This chapter has outlined how the veterans (participants) were identified and recruited into this research study. The reader has been introduced to a review of the research methods and strategy that have allowed for a systematic justification for the inclusion of the selected data collection, data generation and data analysis methods. The success in locating participants within both veteran sub-groups was possible through engaging with various stakeholders before the data collection stage commenced. The success of locating the participants (veterans) was the result of the genuine enthusiasm displayed by the persistent and dynamic practitioners tasked with supporting veterans before (diversion), during and after contact with the CJS. The lead authors identity as a veteran created trust and camaraderie with both sub-groups as a non-judgmental approach was adopted throughout the life story interview process. Whilst he did not have lived experience of addictions and substance misuse, his former military identity and his role as a mental health nurse allowed him to broach the sensitive topic of addictions and substance misuse with an understanding of the stigma and shame that maybe associated with the presence of these mental health problems.

Within the narratives there was evidence of gambling addiction, this will be explored in a subsequent publication. This article has provided a strategic framework for the application of a methodological approach that utilises emancipatory research to sensitively explore the health care needs of a camouflaged sub-group exposed to the CJS and recovering from addictions and substance misuse.

Ethical Considerations
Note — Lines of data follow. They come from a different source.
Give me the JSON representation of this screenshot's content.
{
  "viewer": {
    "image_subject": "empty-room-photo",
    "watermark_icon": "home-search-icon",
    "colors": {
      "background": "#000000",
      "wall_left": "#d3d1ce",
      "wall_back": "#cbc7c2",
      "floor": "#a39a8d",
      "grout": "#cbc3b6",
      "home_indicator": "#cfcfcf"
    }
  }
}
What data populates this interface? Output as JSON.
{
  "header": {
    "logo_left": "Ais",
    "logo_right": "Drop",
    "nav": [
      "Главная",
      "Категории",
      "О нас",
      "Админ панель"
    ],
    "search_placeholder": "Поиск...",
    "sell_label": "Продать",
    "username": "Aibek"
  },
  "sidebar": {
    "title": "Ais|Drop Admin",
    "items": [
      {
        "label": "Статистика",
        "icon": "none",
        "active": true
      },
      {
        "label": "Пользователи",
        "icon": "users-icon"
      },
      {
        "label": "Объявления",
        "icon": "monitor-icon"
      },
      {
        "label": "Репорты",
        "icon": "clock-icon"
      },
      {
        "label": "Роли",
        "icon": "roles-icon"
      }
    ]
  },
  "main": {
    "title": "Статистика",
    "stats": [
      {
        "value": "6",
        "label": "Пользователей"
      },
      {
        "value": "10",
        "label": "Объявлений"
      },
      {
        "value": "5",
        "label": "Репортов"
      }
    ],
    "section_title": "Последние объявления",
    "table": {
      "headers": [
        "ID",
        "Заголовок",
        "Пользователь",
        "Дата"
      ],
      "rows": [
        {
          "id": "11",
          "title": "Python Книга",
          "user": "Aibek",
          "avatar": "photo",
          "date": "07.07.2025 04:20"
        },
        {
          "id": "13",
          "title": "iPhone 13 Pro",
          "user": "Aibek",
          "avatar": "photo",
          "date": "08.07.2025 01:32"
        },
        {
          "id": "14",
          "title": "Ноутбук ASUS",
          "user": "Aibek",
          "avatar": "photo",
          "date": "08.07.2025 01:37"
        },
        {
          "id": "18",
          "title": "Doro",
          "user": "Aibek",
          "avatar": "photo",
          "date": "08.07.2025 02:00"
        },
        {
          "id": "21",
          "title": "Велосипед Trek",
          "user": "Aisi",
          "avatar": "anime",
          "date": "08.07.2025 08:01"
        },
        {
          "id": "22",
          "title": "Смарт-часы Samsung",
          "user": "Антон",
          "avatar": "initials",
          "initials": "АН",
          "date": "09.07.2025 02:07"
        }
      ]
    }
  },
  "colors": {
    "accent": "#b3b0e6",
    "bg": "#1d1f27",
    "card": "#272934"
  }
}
The research study ensured that the Code of Ethics applied by the lead authors University was strictly adhered and followed the guidance as set out within the Code of Practice for Research. This ensured that this research drew on a number of ethical frameworks to ensure rigour in the development of its methodology and to protect the veterans (participants) and lead author from potentially harmful conduct. Jones (2012) explains that research that involves people can create a potential for negative consequences including harm that can be avoided through the use of ethical principles. The research study adopts the University of Chester’s Code of Ethics and the Code of Practice for Research in order to upholding the veteran’s rights, dignity, safety and wellbeing, through methods of informed consent, confidentiality, data protection, and protecting their right to withdraw. Through the use of reflexivity, the lead author himself decided that some veterans (offenders) would not be approached on the basis that they were going through a difficult transitional phase from a custodial sentence to reentering into a civilian life. This included those that were currently involved in detox, rehabilitation or who were in a process of relapse within their recovery journey. The lead author wishes to highlight that for most individuals (86%) leaving the Armed Forces, the transition into civilian life is without difficulty and they obtain employment which consequently allows for a positive contribution to society.

Ethical Approval

This research study was submitted to the University of Chester’s Faculty of Health and Social Care Research Ethics Committee and was judged to be ethically robust and permission was granted to commence the data collection phase by a team of independent academics. There was a requirement to create a lone worker plan to address the need to review and maintain the personal safety of the lead author. As he had previous military experience as it was deemed necessary to ensure that the concept of reflexivity is addressed in order to address the possibility of biased results.


The authors wish to thank the participants whose names cannot be listed for confidentiality reasons. Special acknowledgement to the practitioners who continue to work tirelessly to raise awareness and understanding of the health and social care needs of this ‘camouflaged’ subgroup within the British criminal justice system

Conflict Of Interest

The authors have no conflict of interest to declare.


Copyright: ©2023 Richard Mottershead, et al. This is an open access article distributed under the terms of the Creative Commons Attribution License, which permits unrestricted use, distribution, and reproduction in any medium, provided the original work is properly cited.